What does the GDPR really mean for you as a retailer? Well, as is often the case with a subject like privacy: it depends. After you’ve determined that the GDPR is applicable because personal (identifying) data is involved, let’s take a look at today’s retail business operations and what it entails. We will go through specific aspects of direct marketing, e-commerce habits, and even efforts made for compliance offline, to get a better understanding of what the GDPR means for retail.
Data breach. Two words you just don’t want to hear after a long week. It’s finally the Friday afternoon you’d been waiting for. Weekend plans with the family, the clock has just hit 16:00, and the weather isn’t as bad as predicted. Yet, here you are, after conducting a DPIA, finding yourself in a situation where you have a mere 72 hours to handle a whole breach. In this blog post, we will discuss your options, and provide you with support to handle this procedure seamlessly.
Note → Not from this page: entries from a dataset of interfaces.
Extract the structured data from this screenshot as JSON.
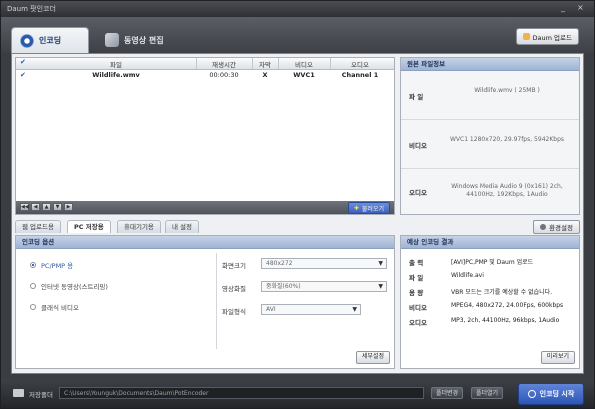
{
  "window": {
    "title": "Daum 팟인코더",
    "controls": [
      "_",
      "×"
    ]
  },
  "tabs": [
    {
      "label": "인코딩",
      "active": true,
      "icon": "disc-icon"
    },
    {
      "label": "동영상 편집",
      "active": false,
      "icon": "scissors-icon"
    }
  ],
  "daum_upload_label": "Daum 업로드",
  "file_table": {
    "columns": [
      "파일",
      "재생시간",
      "자막",
      "비디오",
      "오디오"
    ],
    "rows": [
      {
        "checked": true,
        "file": "Wildlife.wmv",
        "duration": "00:00:30",
        "subtitle": "X",
        "video": "WVC1",
        "audio": "Channel 1"
      }
    ],
    "nav_buttons": [
      "◀◀",
      "◀",
      "▲",
      "▼",
      "▶"
    ],
    "add_button": "불러오기"
  },
  "source_info": {
    "title": "원본 파일정보",
    "rows": [
      {
        "key": "파 일",
        "value": "Wildlife.wmv ( 25MB )"
      },
      {
        "key": "비디오",
        "value": "WVC1 1280x720, 29.97fps, 5942Kbps"
      },
      {
        "key": "오디오",
        "value": "Windows Media Audio 9 (0x161) 2ch, 44100Hz, 192Kbps, 1Audio"
      }
    ]
  },
  "subtabs": [
    {
      "label": "웹 업로드용",
      "active": false
    },
    {
      "label": "PC 저장용",
      "active": true
    },
    {
      "label": "휴대기기용",
      "active": false
    },
    {
      "label": "내 설정",
      "active": false
    }
  ],
  "env_settings_label": "환경설정",
  "encoding_options": {
    "title": "인코딩 옵션",
    "radios": [
      {
        "label": "PC/PMP 용",
        "selected": true
      },
      {
        "label": "인터넷 동영상(스트리밍)",
        "selected": false
      },
      {
        "label": "클래식 비디오",
        "selected": false
      }
    ],
    "fields": [
      {
        "label": "화면크기",
        "value": "480x272"
      },
      {
        "label": "영상화질",
        "value": "중화질(60%)"
      },
      {
        "label": "파일형식",
        "value": "AVI"
      }
    ],
    "detail_button": "세부설정"
  },
  "estimate": {
    "title": "예상 인코딩 결과",
    "rows": [
      {
        "key": "출 력",
        "value": "[AVI]PC,PMP 및 Daum 업로드"
      },
      {
        "key": "파 일",
        "value": "Wildlife.avi"
      },
      {
        "key": "용 량",
        "value": "VBR 모드는 크기를 예상할 수 없습니다."
      },
      {
        "key": "비디오",
        "value": "MPEG4, 480x272, 24.00Fps, 600kbps"
      },
      {
        "key": "오디오",
        "value": "MP3, 2ch, 44100Hz, 96kbps, 1Audio"
      }
    ],
    "preview_button": "미리보기"
  },
  "status": {
    "save_label": "저장폴더",
    "path": "C:\\Users\\Younguk\\Documents\\Daum\\PotEncoder",
    "change_button": "폴더변경",
    "open_button": "폴더열기",
    "start_button": "인코딩 시작"
  }
}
We have now introduced a new DPIA module within our software. Besides all the serious stuff in and around it, we wanted to do something more in line with the time of year: summer, vacation, relaxation and fun. So we matched movie fragments with each of the eleven DPIA triggers that were issued by the European Data Protection Board. Seen all these movies? Relive the excitement. Never seen any of them? Check out the fragments and see if they’re worth a search on Netflix.